According to a survey on public book reading last year announced by the Culture, Tourism and Sports Ministry in July, the book reading ratio of public school students was 89.1 percent, far higher than that of adults (72.2 percent). The book reading ratio refers to a citizen reading at least one general book. Public school students read an annual average of 28 books, more than double that of adults (11.9 books).
Notably, elementary school students read 51.6 books a year, more than four times that of adults. Adults cited their busy schedule as the most common reason for not reading books, but experts say the real reason is lack of a book reading habit. As such, elementary school students reading more books than adults seem promising.

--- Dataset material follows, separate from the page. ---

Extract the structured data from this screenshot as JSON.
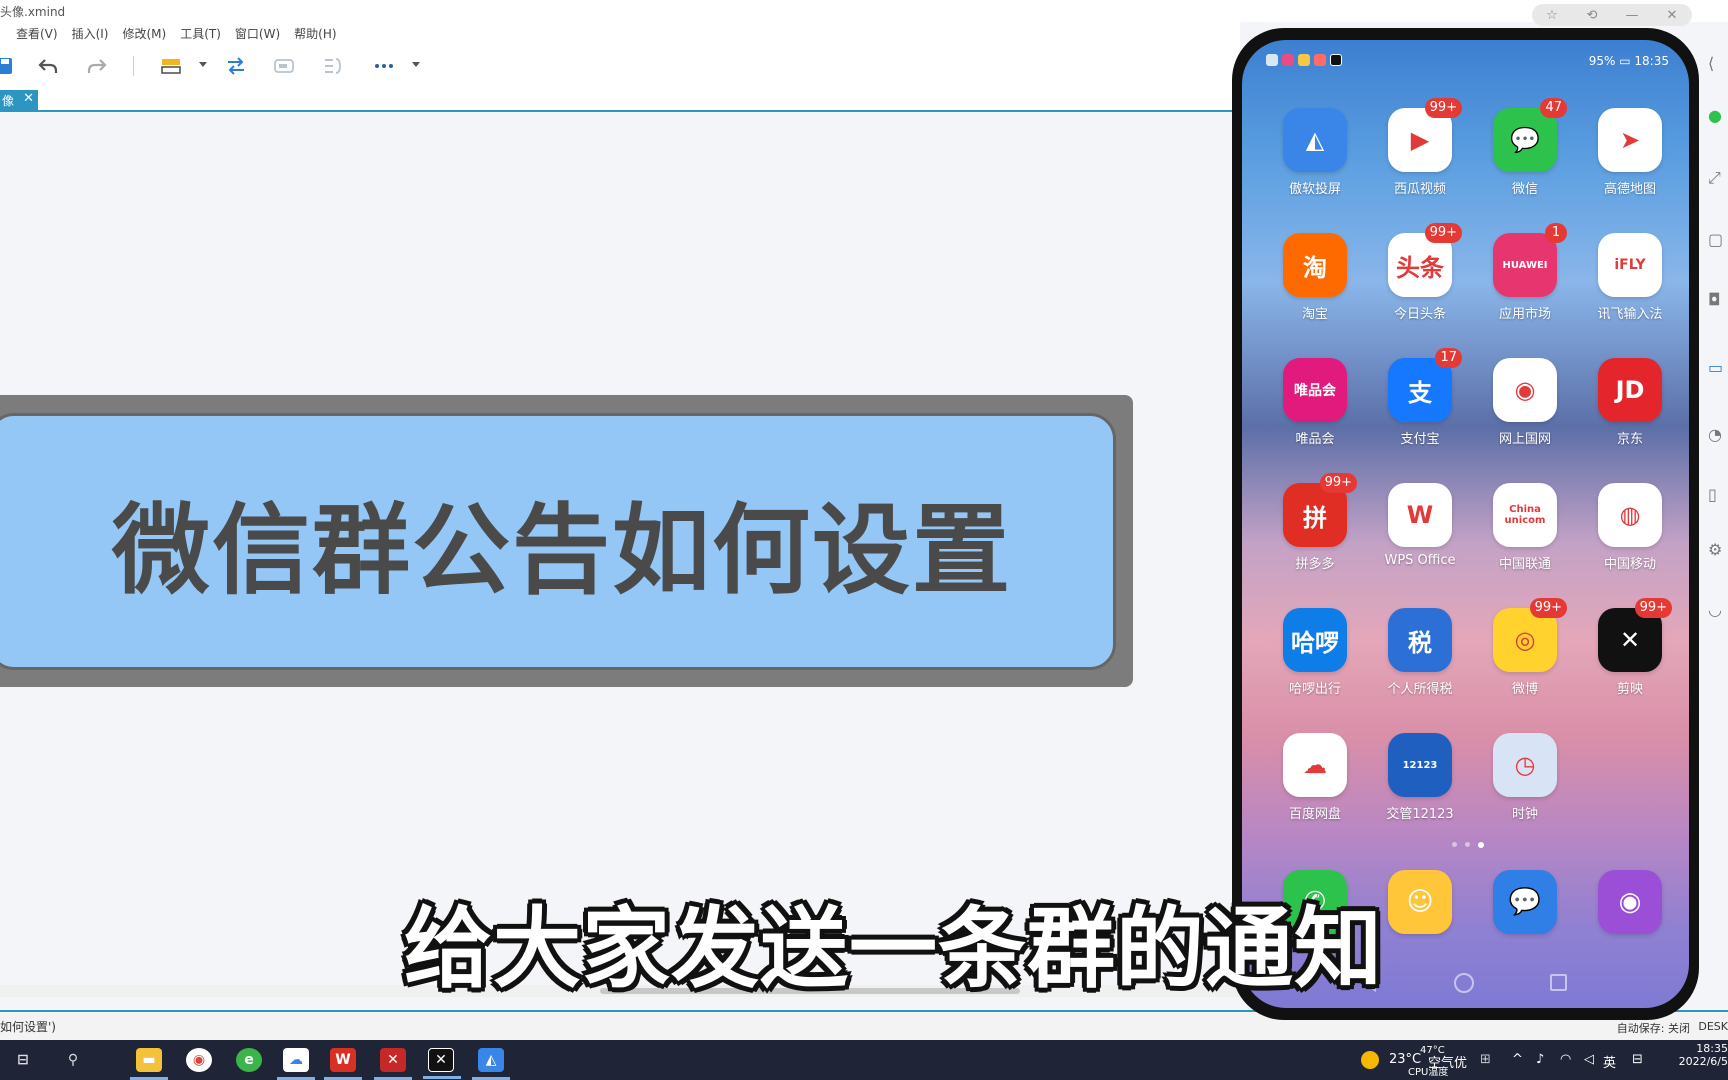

The volume of books read by Korean elementary school students is smaller than that read by their Japanese counterparts, however. Japanese elementary school students read 91 books on average per year as of early 2000. The number of books they borrowed from public libraries also reached as many as 35.9 books as of 2007. The Japanese daily Yomiuri Shimbun reported Friday that such book-reading fever was the result of legislation that required deployment of a librarian teacher per school in 1997, and a morning book reading campaign that made students read books for 10 minutes after arriving at school every morning.
A librarian teacher refers to someone in charge of managing and operating resources and materials at school libraries. Korea also enacted a law to introduce a librarian teacher last year but this came about 10 years later than Japan. Regular librarian teachers with Grade 1 and 2 licenses only totaled 625 nationwide, a figure too small for the 11,220 school libraries across the nation. Many schools appoint regular teachers to double as librarians or recruit parents as honorary librarian teachers. To ensure a systematic book-reading education, it is essential that Korea continue to increase the number of regular librarian teachers with expertise.
The book-reading campaign requiring students to read books in the morning or after school was initially implemented at select schools in Korea. The campaign, however, has been introduced at almost all schools from this year. The Education, Science and Technology Ministry recently began a project to link public libraries in Daegu, Mokpo and Gimhae with school libraries on a trial basis to allow students to more conveniently access public libraries nationwide. It is highly commendable that educational authorities and schools have rolled up their sleeves to promote book reading by students. What is really important, however, is the home environment. All parents must have the mindset that they are librarian teachers, and redouble efforts to educate their children about book-reading.
Editorial Writer Lee Jin-nyong (firstname.lastname@example.org)